Lessons from a magician

Blind Spots in a world outside a magic show

Feb 7, 2023

The second semester of my Freshman year in college, I made the not-so-astute decision of channeling my inner Lebron James and tried to contest a lay-up. While I did get the block, I landed on my friend's shoe, and twisted my ankle, tearing some ligaments in the process.

What followed was three months in crutches and while I could have spent this time productively, I decided to watch "How I met your Mother" again and venture into the world of card magic. I was already intrigued by magic and this newfound time on my hands only got me more involved in the art. Soon enough I was on a mission to amaze (irritate) my friends with some card tricks. The ability to perform something which should be "impossible" with a regular deck of cards was surprisingly powerful.

Magic is interesting cause it makes you question reality. A playing card does not actually vanish in thin air, the statue of liberty cannot disappear from its origin, and a feather does not actually transform into a pigeon. Magic serves as a gentle reminder that our perception of the world may often differ from reality. It highlights the obvious blind spots that exist in how we tend to perceive the world.

While I am far from an expert, I thought I'd touch on four important ideas I've learned while trying to do a few card tricks.

(Spoilers on a few tricks ahead)

1. Miss the obvious

In a TED Talk, magician, Apollo Robbins, called an audience member on stage and used his skills to remove the spectator's watch and cash, while keeping the audience focused on his sleight of hand. The audience was in fact so focused that they seemed to miss the fact that Apollo had changed shirts mid-way through the talk. I watched this video online and missed the change too. (It's incredible).

Misdirection as Apollo touched upon is often the ability to control and divert someone's attention in a manner that even if they are looking directly at the sleight, they notice nothing. It was about keeping the mind busy and misdirected rather than then trying to hide something from the sensory organs. The "Invisible Gorilla" experiment is a classic case of how misdirection can affect our perception and how we can miss something obvious right in front of us, just cause we don’t expect it to be there. (Another reason why checklists are important)

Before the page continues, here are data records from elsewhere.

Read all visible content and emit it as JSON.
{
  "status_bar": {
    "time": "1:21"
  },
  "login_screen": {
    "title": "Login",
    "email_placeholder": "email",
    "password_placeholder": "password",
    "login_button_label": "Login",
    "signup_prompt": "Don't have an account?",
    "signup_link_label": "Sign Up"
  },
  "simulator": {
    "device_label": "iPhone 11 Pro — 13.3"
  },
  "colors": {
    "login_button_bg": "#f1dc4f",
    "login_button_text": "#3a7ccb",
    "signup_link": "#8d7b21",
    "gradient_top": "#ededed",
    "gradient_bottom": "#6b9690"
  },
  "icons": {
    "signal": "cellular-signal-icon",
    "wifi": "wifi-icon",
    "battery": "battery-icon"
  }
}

For more on this you can refer to this article.

2. It's all relative

There is a popular trick where a magician is able to steal a watch from a person’s hand without the person realizing it. This is possible cause, when the magician touches a person's wrist, he applies an even greater pressure on the person’s shoulder. Biologically, we tend to perceive things in a relative fashion and so the pressure on the wrist is not felt. This is interesting cause, from equity valuation to buying the right size of popcorn, relative decision-making is everywhere.

For more on this refer to this article.

3. Storytelling

So much of magic is storytelling. I've done card tricks where I've convinced people that I can read their handwriting and if they write the name of five cards, I can examine their handwriting and tell them which one they actually picked. Ofcourse I have no mind-reading skills, but I do know how to force someone to pick a card, I want them to pick. The rest is storytelling.

A big reason why we fall for the story a magician is telling us is our desire to listen to stories and find meaning in them. Being innately curious we are always looking to make sense of the world and in the case of magic, anything that makes some sense is adopted as an explanation. Our brain is constantly trying to connect dots, and a magician is trying to nudge the brain in the wrong direction. Unfortunately, this nudging happens even outside the world of magic.

For more on this check out this article!

4. Time

The Incredible magicians Penn and Teller once produced 500 live cockroaches on the desk of talk-show host David Letterman. The preparation of this trick involved hiring an entomologist, learning how to pick cockroaches without screaming, building a secret compartment, and then creating a routine to sneak this compartment into a hat. When asked about this trick Teller said “More trouble than the trick was worth? To you, probably. But not to magicians.”

He goes on to mention that to fool someone, “Make the secret a lot more trouble than the trick seems worth. You will be fooled by a trick if it involves more time, money, and practice than you (or any other sane onlooker) would be willing to invest”."

Or as Mr. Munger says “Take a simple idea and take it seriously”.

That’s it for now! Hope you found some of these insights interesting! Do consider subscribing to the newsletter if you have not yet!